Change is EASY!
I know what you are thinking… How can you say that change is easy? Let me explain. Deciding to make a change really isn’t that hard. All it takes is starting something new or stopping something old. For example, you can decide right now that you are going to work out three times per week. There! That’s it! You decided to make that change! The difficult part isn’t deciding to make a change, it’s sticking to it. One of the key things that helps make change stick is how you see yourself, your identity.
In his book Atomic Habits, author James Clear outlines how our identity changes our outcomes. He uses an example of two smokers who want to quit. Imagine it’s the first day of not smoking and you offer smoker #1 a cigarette and their response is, “No thank you, I’m trying to quit.” Then, you ask smoker #2 if they want a cigarette and their response is, “No thank you, I’m not a smoker.” Do you see the difference? Smoker #1 is “trying” to quit but hasn’t really changed their identity as a smoker. Smoker #2, however, has embraced a new identity as a “non-smoker.”

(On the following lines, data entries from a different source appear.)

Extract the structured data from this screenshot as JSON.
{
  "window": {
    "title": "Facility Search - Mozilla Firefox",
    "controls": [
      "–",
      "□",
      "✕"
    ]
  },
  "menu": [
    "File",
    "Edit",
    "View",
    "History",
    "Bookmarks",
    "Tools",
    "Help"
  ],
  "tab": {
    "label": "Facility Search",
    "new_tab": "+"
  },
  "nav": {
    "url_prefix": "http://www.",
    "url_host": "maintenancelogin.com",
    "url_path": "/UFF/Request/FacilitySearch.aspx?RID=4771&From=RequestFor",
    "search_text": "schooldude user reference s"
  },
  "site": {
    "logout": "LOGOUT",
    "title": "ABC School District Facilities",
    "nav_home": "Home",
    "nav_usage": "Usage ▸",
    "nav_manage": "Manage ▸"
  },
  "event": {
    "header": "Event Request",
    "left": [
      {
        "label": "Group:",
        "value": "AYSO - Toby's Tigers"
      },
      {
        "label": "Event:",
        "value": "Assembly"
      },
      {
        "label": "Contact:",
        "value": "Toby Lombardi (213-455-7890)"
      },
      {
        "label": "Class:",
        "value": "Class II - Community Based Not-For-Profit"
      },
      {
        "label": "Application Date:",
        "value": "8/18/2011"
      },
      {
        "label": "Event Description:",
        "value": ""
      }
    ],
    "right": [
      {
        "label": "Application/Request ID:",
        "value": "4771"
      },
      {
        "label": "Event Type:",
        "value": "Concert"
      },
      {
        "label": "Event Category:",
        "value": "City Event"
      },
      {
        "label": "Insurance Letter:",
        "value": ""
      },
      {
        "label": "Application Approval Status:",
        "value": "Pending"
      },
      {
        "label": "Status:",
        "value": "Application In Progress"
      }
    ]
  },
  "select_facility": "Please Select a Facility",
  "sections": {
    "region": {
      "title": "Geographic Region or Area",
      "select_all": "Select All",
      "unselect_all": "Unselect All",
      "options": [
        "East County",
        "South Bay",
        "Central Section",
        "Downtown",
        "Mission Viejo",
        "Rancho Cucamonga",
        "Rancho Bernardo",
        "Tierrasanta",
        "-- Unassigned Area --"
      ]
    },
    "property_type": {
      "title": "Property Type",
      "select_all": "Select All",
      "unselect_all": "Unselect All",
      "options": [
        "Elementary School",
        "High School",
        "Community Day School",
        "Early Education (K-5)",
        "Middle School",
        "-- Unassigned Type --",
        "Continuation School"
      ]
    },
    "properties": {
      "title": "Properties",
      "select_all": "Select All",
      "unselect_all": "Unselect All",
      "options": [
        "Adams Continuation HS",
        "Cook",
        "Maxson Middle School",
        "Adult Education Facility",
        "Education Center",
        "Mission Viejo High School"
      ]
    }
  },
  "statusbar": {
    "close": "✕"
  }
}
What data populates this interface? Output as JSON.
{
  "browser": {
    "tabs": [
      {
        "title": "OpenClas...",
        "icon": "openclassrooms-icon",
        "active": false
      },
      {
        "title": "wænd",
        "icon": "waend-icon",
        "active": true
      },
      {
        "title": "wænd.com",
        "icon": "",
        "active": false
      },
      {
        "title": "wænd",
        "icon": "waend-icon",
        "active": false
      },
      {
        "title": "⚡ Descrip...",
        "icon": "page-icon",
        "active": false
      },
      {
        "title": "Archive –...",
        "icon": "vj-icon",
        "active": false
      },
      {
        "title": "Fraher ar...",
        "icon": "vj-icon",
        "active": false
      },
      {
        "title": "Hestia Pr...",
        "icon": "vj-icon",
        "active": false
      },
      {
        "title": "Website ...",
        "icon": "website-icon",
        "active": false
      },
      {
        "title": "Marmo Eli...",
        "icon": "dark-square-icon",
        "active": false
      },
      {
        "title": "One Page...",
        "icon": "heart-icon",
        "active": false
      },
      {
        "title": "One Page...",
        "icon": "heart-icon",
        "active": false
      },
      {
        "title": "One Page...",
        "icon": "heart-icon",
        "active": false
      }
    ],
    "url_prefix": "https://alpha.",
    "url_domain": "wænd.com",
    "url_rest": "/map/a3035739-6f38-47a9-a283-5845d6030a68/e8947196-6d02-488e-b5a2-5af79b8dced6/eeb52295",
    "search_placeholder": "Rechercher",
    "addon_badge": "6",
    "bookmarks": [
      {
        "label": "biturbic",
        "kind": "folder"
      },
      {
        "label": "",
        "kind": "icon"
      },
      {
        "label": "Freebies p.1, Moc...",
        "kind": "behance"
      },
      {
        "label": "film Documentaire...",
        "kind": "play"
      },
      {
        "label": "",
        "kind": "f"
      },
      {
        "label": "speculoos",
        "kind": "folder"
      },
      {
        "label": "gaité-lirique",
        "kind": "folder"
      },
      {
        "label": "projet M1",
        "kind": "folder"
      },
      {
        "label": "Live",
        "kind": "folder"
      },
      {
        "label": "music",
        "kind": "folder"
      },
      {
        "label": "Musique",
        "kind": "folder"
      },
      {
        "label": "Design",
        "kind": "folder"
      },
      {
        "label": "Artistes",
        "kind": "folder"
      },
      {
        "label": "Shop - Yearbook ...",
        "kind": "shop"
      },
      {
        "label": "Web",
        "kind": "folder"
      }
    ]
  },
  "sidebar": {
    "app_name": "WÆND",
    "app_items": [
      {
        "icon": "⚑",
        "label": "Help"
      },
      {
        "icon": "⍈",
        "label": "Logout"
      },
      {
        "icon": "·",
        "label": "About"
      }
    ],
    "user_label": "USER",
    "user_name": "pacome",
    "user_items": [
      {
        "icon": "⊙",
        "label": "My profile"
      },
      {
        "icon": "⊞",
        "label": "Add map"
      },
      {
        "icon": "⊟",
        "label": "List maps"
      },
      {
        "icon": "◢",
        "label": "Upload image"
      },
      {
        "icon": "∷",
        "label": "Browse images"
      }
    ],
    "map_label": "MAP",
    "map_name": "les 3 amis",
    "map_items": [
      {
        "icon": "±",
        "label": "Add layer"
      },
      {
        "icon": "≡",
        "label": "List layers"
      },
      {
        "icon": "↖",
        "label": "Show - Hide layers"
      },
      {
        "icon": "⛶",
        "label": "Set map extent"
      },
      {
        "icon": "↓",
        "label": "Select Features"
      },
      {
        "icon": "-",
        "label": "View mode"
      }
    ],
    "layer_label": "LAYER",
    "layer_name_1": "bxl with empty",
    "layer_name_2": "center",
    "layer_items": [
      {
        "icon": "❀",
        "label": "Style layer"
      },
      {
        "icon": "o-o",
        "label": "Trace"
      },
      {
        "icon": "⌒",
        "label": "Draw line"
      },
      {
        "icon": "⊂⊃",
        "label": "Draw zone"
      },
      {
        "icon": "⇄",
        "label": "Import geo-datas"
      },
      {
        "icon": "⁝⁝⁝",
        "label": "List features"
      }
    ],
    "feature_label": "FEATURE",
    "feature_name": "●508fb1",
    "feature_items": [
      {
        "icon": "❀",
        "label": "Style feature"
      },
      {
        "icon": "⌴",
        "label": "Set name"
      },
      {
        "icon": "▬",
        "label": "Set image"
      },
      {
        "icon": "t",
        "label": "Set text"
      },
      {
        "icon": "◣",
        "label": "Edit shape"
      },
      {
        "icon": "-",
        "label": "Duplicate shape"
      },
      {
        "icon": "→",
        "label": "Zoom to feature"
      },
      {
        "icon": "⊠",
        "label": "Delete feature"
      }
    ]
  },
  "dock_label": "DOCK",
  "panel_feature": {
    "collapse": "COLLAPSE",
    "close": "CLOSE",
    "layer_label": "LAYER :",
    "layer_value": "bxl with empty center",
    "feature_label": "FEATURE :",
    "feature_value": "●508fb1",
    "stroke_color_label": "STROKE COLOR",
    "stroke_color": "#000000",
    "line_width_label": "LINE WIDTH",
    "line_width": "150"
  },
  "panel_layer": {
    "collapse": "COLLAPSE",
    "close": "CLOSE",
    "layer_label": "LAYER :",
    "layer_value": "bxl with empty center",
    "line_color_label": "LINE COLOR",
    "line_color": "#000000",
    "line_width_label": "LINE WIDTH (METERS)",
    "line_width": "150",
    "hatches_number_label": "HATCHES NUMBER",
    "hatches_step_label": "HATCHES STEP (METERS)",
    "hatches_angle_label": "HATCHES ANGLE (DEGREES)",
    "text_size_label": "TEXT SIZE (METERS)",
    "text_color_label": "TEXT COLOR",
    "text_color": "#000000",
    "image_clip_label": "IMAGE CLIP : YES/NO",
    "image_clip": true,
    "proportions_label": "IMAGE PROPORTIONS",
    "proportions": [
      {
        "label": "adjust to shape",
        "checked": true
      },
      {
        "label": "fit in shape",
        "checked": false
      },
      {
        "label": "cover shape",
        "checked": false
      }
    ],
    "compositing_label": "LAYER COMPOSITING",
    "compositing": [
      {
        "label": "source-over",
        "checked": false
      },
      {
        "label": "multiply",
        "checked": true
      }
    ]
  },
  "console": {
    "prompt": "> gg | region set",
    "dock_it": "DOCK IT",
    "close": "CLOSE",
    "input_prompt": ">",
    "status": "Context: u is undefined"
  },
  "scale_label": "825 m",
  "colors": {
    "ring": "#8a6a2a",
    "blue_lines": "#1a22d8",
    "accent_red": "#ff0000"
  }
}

Changing our identity is critical to short-circuiting an unwanted belief about ourselves. You see, what we believe about ourselves, whether true or not, becomes our identity. Our beliefs fuel our actions, which lead to our results – and our results get attached to our identity. Let’s go back to our first example about working out. If you want to make a change and get in shape, before jumping into it it’s important to decide that are a healthy person! That’s your new identity! If asked you could say “I’m a health nut! I love working out every week. That’s my jam!” At first it might sound a little forced, but over time how we identify ourselves changes who we are. James Clear uses this example of a person identifying as a “healthy person” who asks themselves through the day “What would a healthy person do in this instance? Would they eat that donut or have some fresh fruit? Would they work-out or watch another Seinfeld re-run?”

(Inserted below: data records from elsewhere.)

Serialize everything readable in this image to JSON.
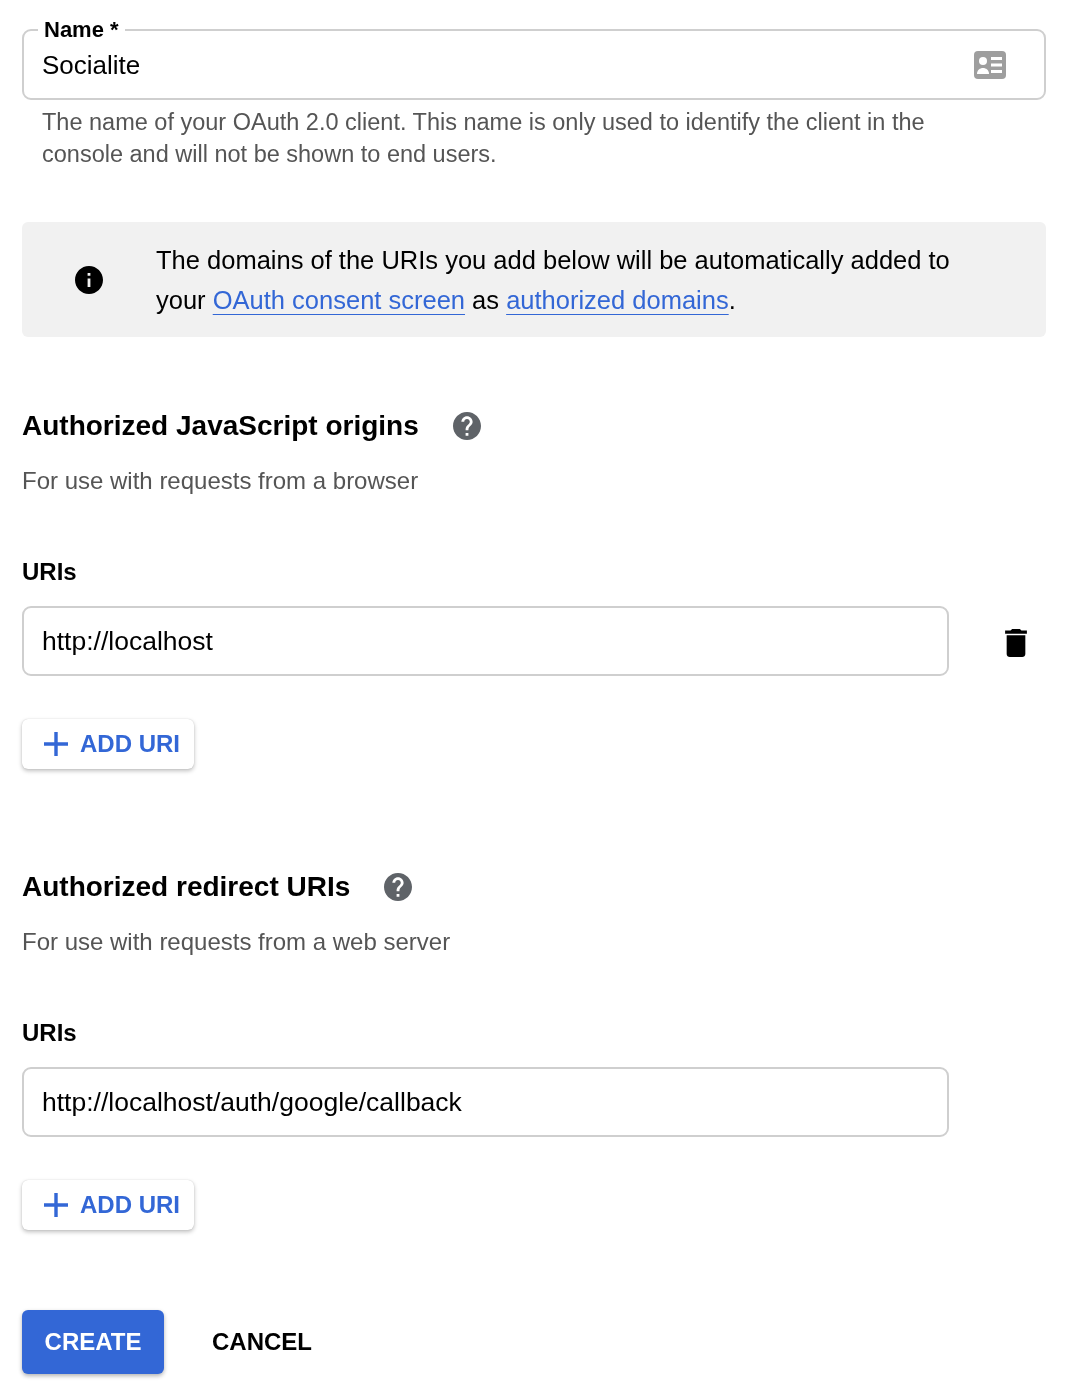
{
  "name_field": {
    "label": "Name *",
    "value": "Socialite",
    "helper": "The name of your OAuth 2.0 client. This name is only used to identify the client in the console and will not be shown to end users."
  },
  "info_banner": {
    "parts": [
      {
        "kind": "text",
        "text": "The domains of the URIs you add below will be automatically added to your "
      },
      {
        "kind": "link",
        "text": "OAuth consent screen"
      },
      {
        "kind": "text",
        "text": " as "
      },
      {
        "kind": "link",
        "text": "authorized domains"
      },
      {
        "kind": "text",
        "text": "."
      }
    ]
  },
  "sections": [
    {
      "title": "Authorized JavaScript origins",
      "subtitle": "For use with requests from a browser",
      "uris_label": "URIs",
      "uris": [
        {
          "value": "http://localhost",
          "removable": true
        }
      ],
      "add_button": "ADD URI"
    },
    {
      "title": "Authorized redirect URIs",
      "subtitle": "For use with requests from a web server",
      "uris_label": "URIs",
      "uris": [
        {
          "value": "http://localhost/auth/google/callback",
          "removable": false
        }
      ],
      "add_button": "ADD URI"
    }
  ],
  "actions": [
    {
      "label": "CREATE",
      "kind": "primary"
    },
    {
      "label": "CANCEL",
      "kind": "text"
    }
  ]
}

All of us have unwanted beliefs and habits that we’d love to change. I literally in-hale my food and it’s been an unwanted habit that I have struggled to change. I guess it’s time for me to identify as a “slow eater.” I will have to report back on my progress in the future!
In the meantime, don’t give up on change. Just start adjusting your thinking and how you identify yourself!